The air traffic controllers, who already face extremely difficult working conditions and constant pressure, are the ones who will have to pay for this course of action. The result would not be an increase in safety, but an increased risk to air transport.
The trade unions have warned of the looming security and capacity problems. They believe the basis of the EU’s calculations is wrong, and fear that almost 10,000 jobs could be lost in Europe.
The European Air Traffic Controllers Union (ATCEUC), in which 14,000 members are organised, and the European Transport Workers’ Union (ETF), have been trying for a long time to negotiate a deal with the European Commission. They are not against rationalisation and savings, but are opposed to the uniform savings targets of the EU Commission.
They want to ensure that the job losses and any changes in working conditions are planned and worked out in close cooperation with the unions. Their main objective is to strengthen the role of the unions as an intermediary and consultant, and thereby secure their own positions. When they were planning a European-wide day of action by air traffic controllers in October last year, they called this off immediately after receiving a fresh offer of talks from the commission.
In Germany, GdF is also under pressure from the Grand Coalition government of the Christian Democrats (CDU/CSU) and Social Democrats (SPD). The government wants to take away the livelihoods of the so-called sector unions. The coalition agreement reached between the CDU/CSU and SPD sees a commitment to legally establish “contract bargaining unity”, which means that in an industry and in an enterprise, only the trade union with the largest membership may conduct negotiations with the companies and the employers’ associations.
This is aimed directly against the GdF and other smaller sector unions such as the Union of Train Drivers (GDL), the Flight Attendants Union (UFO) and the Marburg Federation of Doctors.

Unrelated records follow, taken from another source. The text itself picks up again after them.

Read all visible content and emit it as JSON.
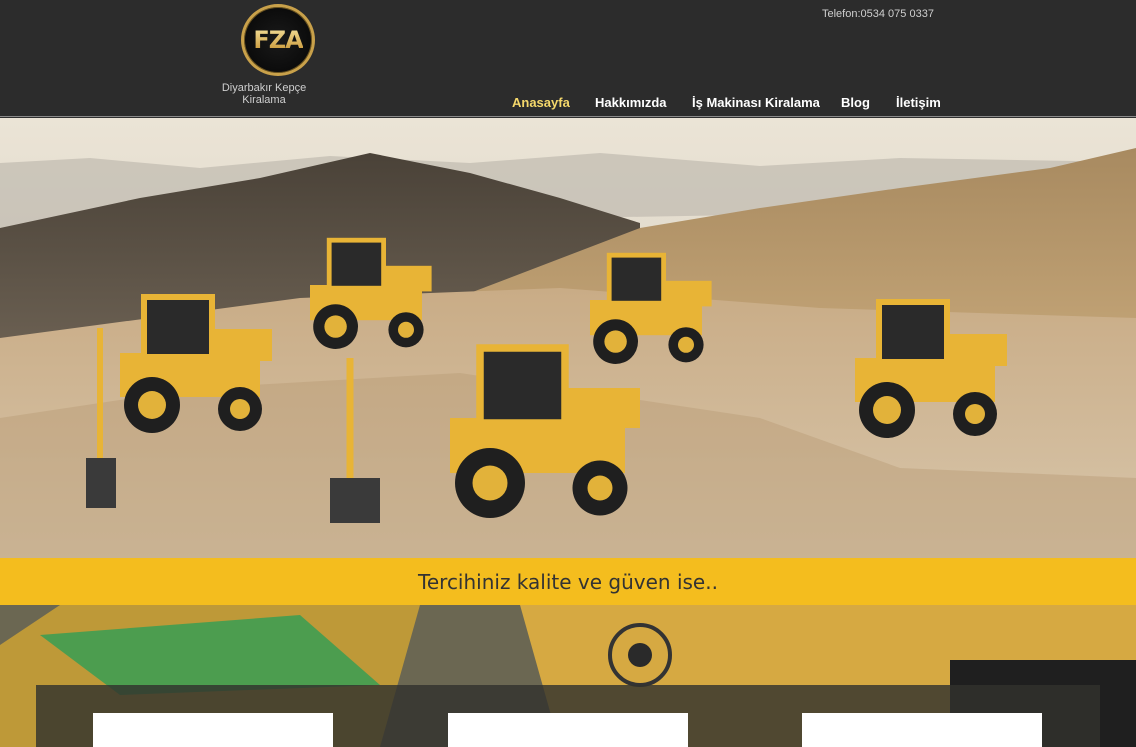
{
  "header": {
    "logo_text": "FZA",
    "tagline": "Diyarbakır Kepçe Kiralama",
    "phone": "Telefon:0534 075 0337"
  },
  "nav": {
    "items": [
      {
        "label": "Anasayfa",
        "active": true
      },
      {
        "label": "Hakkımızda",
        "active": false
      },
      {
        "label": "İş Makinası Kiralama",
        "active": false
      },
      {
        "label": "Blog",
        "active": false
      },
      {
        "label": "İletişim",
        "active": false
      }
    ]
  },
  "hero": {
    "image": "backhoe-loaders-on-mountain-site"
  },
  "band": {
    "text": "Tercihiniz kalite ve güven ise.."
  },
  "colors": {
    "header_bg": "#2c2c2c",
    "accent_yellow": "#f4bd1e",
    "active_nav": "#f5d86b"
  }
}
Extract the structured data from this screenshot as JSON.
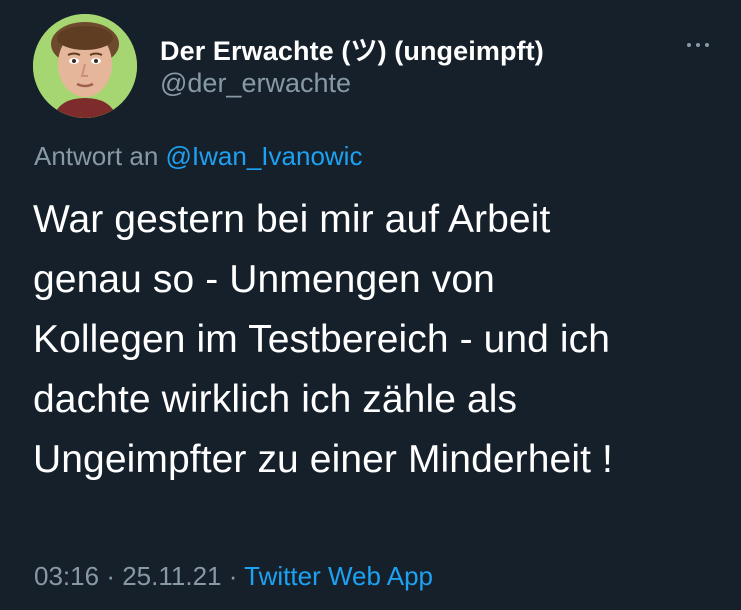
{
  "colors": {
    "background": "#15202b",
    "primary_text": "#ffffff",
    "secondary_text": "#8899a6",
    "accent": "#1da1f2"
  },
  "tweet": {
    "author": {
      "display_name": "Der Erwachte (ツ) (ungeimpft)",
      "handle": "@der_erwachte",
      "avatar_icon": "avatar-portrait-icon"
    },
    "more_icon": "more-horizontal-icon",
    "reply_prefix": "Antwort an",
    "reply_to": "@Iwan_Ivanowic",
    "text": "War gestern bei mir auf Arbeit\ngenau so - Unmengen von\nKollegen im Testbereich - und ich\ndachte wirklich ich zähle als\nUngeimpfter zu einer Minderheit !",
    "time": "03:16",
    "separator": "·",
    "date": "25.11.21",
    "source": "Twitter Web App"
  }
}
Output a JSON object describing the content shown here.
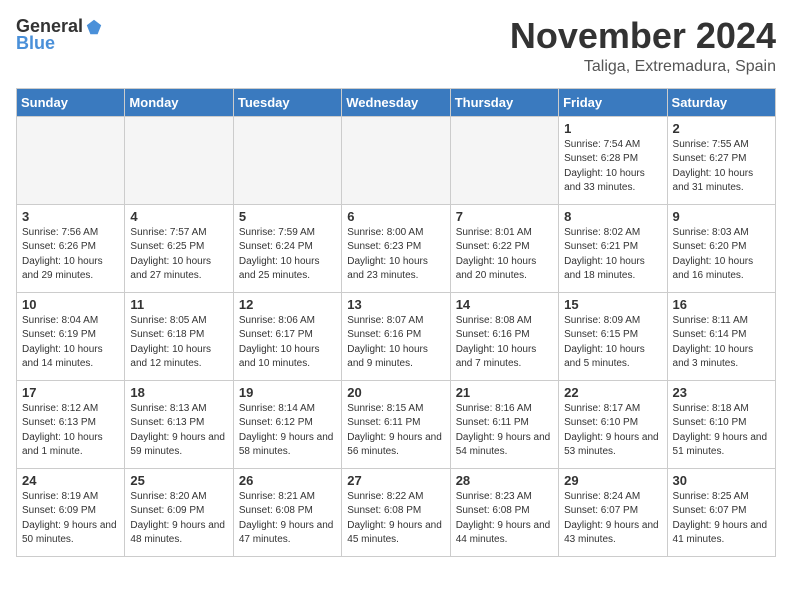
{
  "logo": {
    "general": "General",
    "blue": "Blue"
  },
  "title": "November 2024",
  "location": "Taliga, Extremadura, Spain",
  "days_of_week": [
    "Sunday",
    "Monday",
    "Tuesday",
    "Wednesday",
    "Thursday",
    "Friday",
    "Saturday"
  ],
  "weeks": [
    [
      {
        "day": "",
        "info": ""
      },
      {
        "day": "",
        "info": ""
      },
      {
        "day": "",
        "info": ""
      },
      {
        "day": "",
        "info": ""
      },
      {
        "day": "",
        "info": ""
      },
      {
        "day": "1",
        "info": "Sunrise: 7:54 AM\nSunset: 6:28 PM\nDaylight: 10 hours and 33 minutes."
      },
      {
        "day": "2",
        "info": "Sunrise: 7:55 AM\nSunset: 6:27 PM\nDaylight: 10 hours and 31 minutes."
      }
    ],
    [
      {
        "day": "3",
        "info": "Sunrise: 7:56 AM\nSunset: 6:26 PM\nDaylight: 10 hours and 29 minutes."
      },
      {
        "day": "4",
        "info": "Sunrise: 7:57 AM\nSunset: 6:25 PM\nDaylight: 10 hours and 27 minutes."
      },
      {
        "day": "5",
        "info": "Sunrise: 7:59 AM\nSunset: 6:24 PM\nDaylight: 10 hours and 25 minutes."
      },
      {
        "day": "6",
        "info": "Sunrise: 8:00 AM\nSunset: 6:23 PM\nDaylight: 10 hours and 23 minutes."
      },
      {
        "day": "7",
        "info": "Sunrise: 8:01 AM\nSunset: 6:22 PM\nDaylight: 10 hours and 20 minutes."
      },
      {
        "day": "8",
        "info": "Sunrise: 8:02 AM\nSunset: 6:21 PM\nDaylight: 10 hours and 18 minutes."
      },
      {
        "day": "9",
        "info": "Sunrise: 8:03 AM\nSunset: 6:20 PM\nDaylight: 10 hours and 16 minutes."
      }
    ],
    [
      {
        "day": "10",
        "info": "Sunrise: 8:04 AM\nSunset: 6:19 PM\nDaylight: 10 hours and 14 minutes."
      },
      {
        "day": "11",
        "info": "Sunrise: 8:05 AM\nSunset: 6:18 PM\nDaylight: 10 hours and 12 minutes."
      },
      {
        "day": "12",
        "info": "Sunrise: 8:06 AM\nSunset: 6:17 PM\nDaylight: 10 hours and 10 minutes."
      },
      {
        "day": "13",
        "info": "Sunrise: 8:07 AM\nSunset: 6:16 PM\nDaylight: 10 hours and 9 minutes."
      },
      {
        "day": "14",
        "info": "Sunrise: 8:08 AM\nSunset: 6:16 PM\nDaylight: 10 hours and 7 minutes."
      },
      {
        "day": "15",
        "info": "Sunrise: 8:09 AM\nSunset: 6:15 PM\nDaylight: 10 hours and 5 minutes."
      },
      {
        "day": "16",
        "info": "Sunrise: 8:11 AM\nSunset: 6:14 PM\nDaylight: 10 hours and 3 minutes."
      }
    ],
    [
      {
        "day": "17",
        "info": "Sunrise: 8:12 AM\nSunset: 6:13 PM\nDaylight: 10 hours and 1 minute."
      },
      {
        "day": "18",
        "info": "Sunrise: 8:13 AM\nSunset: 6:13 PM\nDaylight: 9 hours and 59 minutes."
      },
      {
        "day": "19",
        "info": "Sunrise: 8:14 AM\nSunset: 6:12 PM\nDaylight: 9 hours and 58 minutes."
      },
      {
        "day": "20",
        "info": "Sunrise: 8:15 AM\nSunset: 6:11 PM\nDaylight: 9 hours and 56 minutes."
      },
      {
        "day": "21",
        "info": "Sunrise: 8:16 AM\nSunset: 6:11 PM\nDaylight: 9 hours and 54 minutes."
      },
      {
        "day": "22",
        "info": "Sunrise: 8:17 AM\nSunset: 6:10 PM\nDaylight: 9 hours and 53 minutes."
      },
      {
        "day": "23",
        "info": "Sunrise: 8:18 AM\nSunset: 6:10 PM\nDaylight: 9 hours and 51 minutes."
      }
    ],
    [
      {
        "day": "24",
        "info": "Sunrise: 8:19 AM\nSunset: 6:09 PM\nDaylight: 9 hours and 50 minutes."
      },
      {
        "day": "25",
        "info": "Sunrise: 8:20 AM\nSunset: 6:09 PM\nDaylight: 9 hours and 48 minutes."
      },
      {
        "day": "26",
        "info": "Sunrise: 8:21 AM\nSunset: 6:08 PM\nDaylight: 9 hours and 47 minutes."
      },
      {
        "day": "27",
        "info": "Sunrise: 8:22 AM\nSunset: 6:08 PM\nDaylight: 9 hours and 45 minutes."
      },
      {
        "day": "28",
        "info": "Sunrise: 8:23 AM\nSunset: 6:08 PM\nDaylight: 9 hours and 44 minutes."
      },
      {
        "day": "29",
        "info": "Sunrise: 8:24 AM\nSunset: 6:07 PM\nDaylight: 9 hours and 43 minutes."
      },
      {
        "day": "30",
        "info": "Sunrise: 8:25 AM\nSunset: 6:07 PM\nDaylight: 9 hours and 41 minutes."
      }
    ]
  ]
}
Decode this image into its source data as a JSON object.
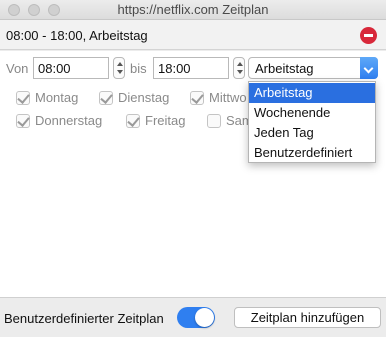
{
  "window": {
    "title": "https://netflix.com Zeitplan"
  },
  "schedule": {
    "title": "08:00 - 18:00, Arbeitstag"
  },
  "time": {
    "from_label": "Von",
    "from_value": "08:00",
    "to_label": "bis",
    "to_value": "18:00"
  },
  "preset": {
    "selected": "Arbeitstag",
    "options": [
      "Arbeitstag",
      "Wochenende",
      "Jeden Tag",
      "Benutzerdefiniert"
    ]
  },
  "days": [
    {
      "label": "Montag",
      "checked": true
    },
    {
      "label": "Dienstag",
      "checked": true
    },
    {
      "label": "Mittwo",
      "checked": true
    },
    {
      "label": "Donnerstag",
      "checked": true
    },
    {
      "label": "Freitag",
      "checked": true
    },
    {
      "label": "Sam",
      "checked": false
    }
  ],
  "footer": {
    "custom_schedule_label": "Benutzerdefinierter Zeitplan",
    "toggle_on": true,
    "add_button_label": "Zeitplan hinzufügen"
  },
  "colors": {
    "accent": "#2f7ff0",
    "remove": "#d8283a",
    "menu_highlight": "#2a6fe0"
  }
}
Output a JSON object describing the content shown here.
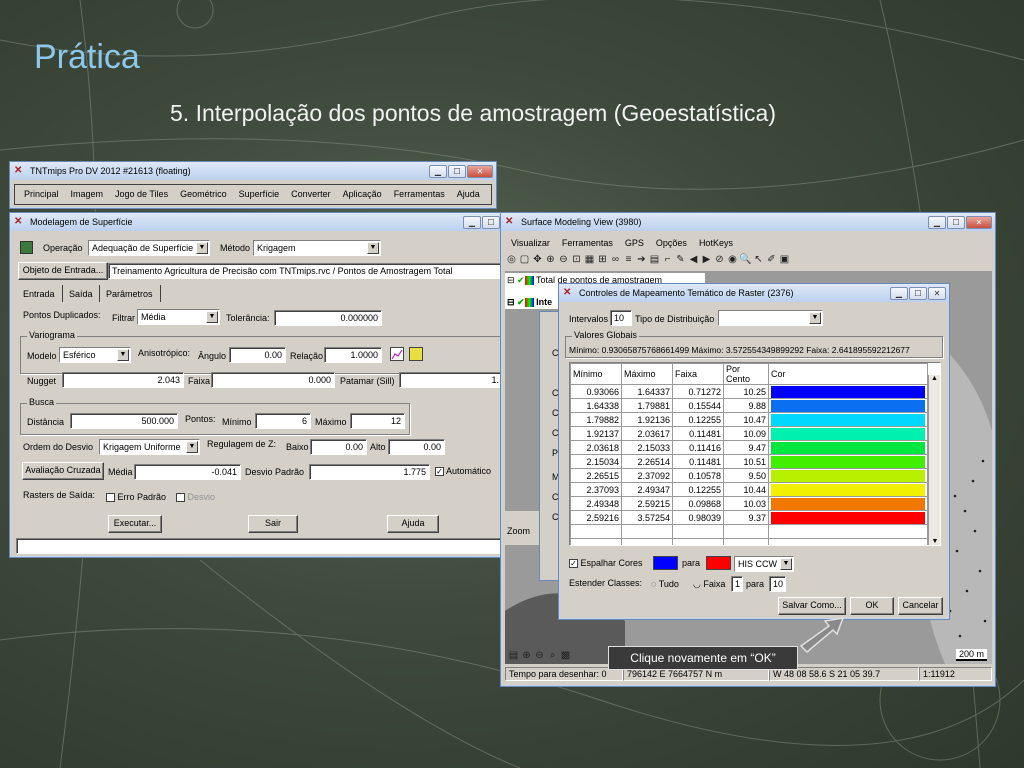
{
  "slide": {
    "title": "Prática",
    "subtitle": "5. Interpolação dos pontos de amostragem (Geoestatística)"
  },
  "colors": {
    "title": "#8ec7ec",
    "accent_blue": "#0000ff",
    "accent_red": "#ff0000"
  },
  "main_window": {
    "title": "TNTmips Pro DV 2012  #21613 (floating)",
    "menu": [
      "Principal",
      "Imagem",
      "Jogo de Tiles",
      "Geométrico",
      "Superfície",
      "Converter",
      "Aplicação",
      "Ferramentas",
      "Ajuda"
    ]
  },
  "surface_modeling": {
    "title": "Modelagem de Superfície",
    "operacao_label": "Operação",
    "operacao_value": "Adequação de Superfície",
    "metodo_label": "Método",
    "metodo_value": "Krigagem",
    "object_button": "Objeto de Entrada...",
    "object_path": "Treinamento Agricultura de Precisão com TNTmips.rvc / Pontos de Amostragem Total",
    "tabs": [
      "Entrada",
      "Saída",
      "Parâmetros"
    ],
    "pontos_dup_label": "Pontos Duplicados:",
    "filtrar_label": "Filtrar",
    "filtrar_value": "Média",
    "tolerancia_label": "Tolerância:",
    "tolerancia_value": "0.000000",
    "variograma_label": "Variograma",
    "modelo_label": "Modelo",
    "modelo_value": "Esférico",
    "anisotropico_label": "Anisotrópico:",
    "angulo_label": "Ângulo",
    "angulo_value": "0.00",
    "relacao_label": "Relação",
    "relacao_value": "1.0000",
    "nugget_label": "Nugget",
    "nugget_value": "2.043",
    "faixa_label": "Faixa",
    "faixa_value": "0.000",
    "patamar_label": "Patamar (Sill)",
    "patamar_value": "1.",
    "busca_label": "Busca",
    "distancia_label": "Distância",
    "distancia_value": "500.000",
    "pontos_label": "Pontos:",
    "minimo_label": "Mínimo",
    "minimo_value": "6",
    "maximo_label": "Máximo",
    "maximo_value": "12",
    "ordem_label": "Ordem do Desvio",
    "ordem_value": "Krigagem Uniforme",
    "regulagem_label": "Regulagem de Z:",
    "baixo_label": "Baixo",
    "baixo_value": "0.00",
    "alto_label": "Alto",
    "alto_value": "0.00",
    "avaliacao_button": "Avaliação Cruzada",
    "media_label": "Média",
    "media_value": "-0.041",
    "desvio_padrao_label": "Desvio Padrão",
    "desvio_padrao_value": "1.775",
    "automatico_label": "Automático",
    "rasters_label": "Rasters de Saída:",
    "erro_padrao_label": "Erro Padrão",
    "desvio_label": "Desvio",
    "executar_button": "Executar...",
    "sair_button": "Sair",
    "ajuda_button": "Ajuda"
  },
  "surface_view": {
    "title": "Surface Modeling View (3980)",
    "menu": [
      "Visualizar",
      "Ferramentas",
      "GPS",
      "Opções",
      "HotKeys"
    ],
    "layer1": "Total de pontos de amostragem",
    "layer2": "Inte",
    "zoom_label": "Zoom",
    "scale_label": "200 m",
    "status_label": "Tempo para desenhar: 0",
    "coords": "796142 E  7664757 N m",
    "latlon": "W 48 08 58.6  S 21 05 39.7",
    "scale_ratio": "1:11912"
  },
  "thematic": {
    "title": "Controles de Mapeamento Temático de Raster (2376)",
    "intervalos_label": "Intervalos",
    "intervalos_value": "10",
    "tipo_label": "Tipo de Distribuição",
    "valores_globais_label": "Valores Globais",
    "global_stats": "Mínimo: 0.93065875768661499  Máximo: 3.572554349899292  Faixa: 2.641895592212677",
    "columns": [
      "Mínimo",
      "Máximo",
      "Faixa",
      "Por Cento",
      "Cor"
    ],
    "rows": [
      {
        "min": "0.93066",
        "max": "1.64337",
        "range": "0.71272",
        "pct": "10.25",
        "color": "#0000ff"
      },
      {
        "min": "1.64338",
        "max": "1.79881",
        "range": "0.15544",
        "pct": "9.88",
        "color": "#0a6ff0"
      },
      {
        "min": "1.79882",
        "max": "1.92136",
        "range": "0.12255",
        "pct": "10.47",
        "color": "#00d8ff"
      },
      {
        "min": "1.92137",
        "max": "2.03617",
        "range": "0.11481",
        "pct": "10.09",
        "color": "#00f0b0"
      },
      {
        "min": "2.03618",
        "max": "2.15033",
        "range": "0.11416",
        "pct": "9.47",
        "color": "#00e640"
      },
      {
        "min": "2.15034",
        "max": "2.26514",
        "range": "0.11481",
        "pct": "10.51",
        "color": "#40f000"
      },
      {
        "min": "2.26515",
        "max": "2.37092",
        "range": "0.10578",
        "pct": "9.50",
        "color": "#b8f000"
      },
      {
        "min": "2.37093",
        "max": "2.49347",
        "range": "0.12255",
        "pct": "10.44",
        "color": "#f0f000"
      },
      {
        "min": "2.49348",
        "max": "2.59215",
        "range": "0.09868",
        "pct": "10.03",
        "color": "#f07800"
      },
      {
        "min": "2.59216",
        "max": "3.57254",
        "range": "0.98039",
        "pct": "9.37",
        "color": "#ff0000"
      }
    ],
    "espalhar_label": "Espalhar Cores",
    "para_label": "para",
    "scheme_value": "HIS CCW",
    "estender_label": "Estender Classes:",
    "tudo_label": "Tudo",
    "faixa_label": "Faixa",
    "faixa_from": "1",
    "para2_label": "para",
    "faixa_to": "10",
    "salvar_button": "Salvar Como...",
    "ok_button": "OK",
    "cancelar_button": "Cancelar"
  },
  "callout": "Clique novamente em “OK”"
}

With its law on contract bargaining unity, the government wants to preserve the monopoly of the large unions belonging to the German Trade Union Federation (DGB), with which it works closely.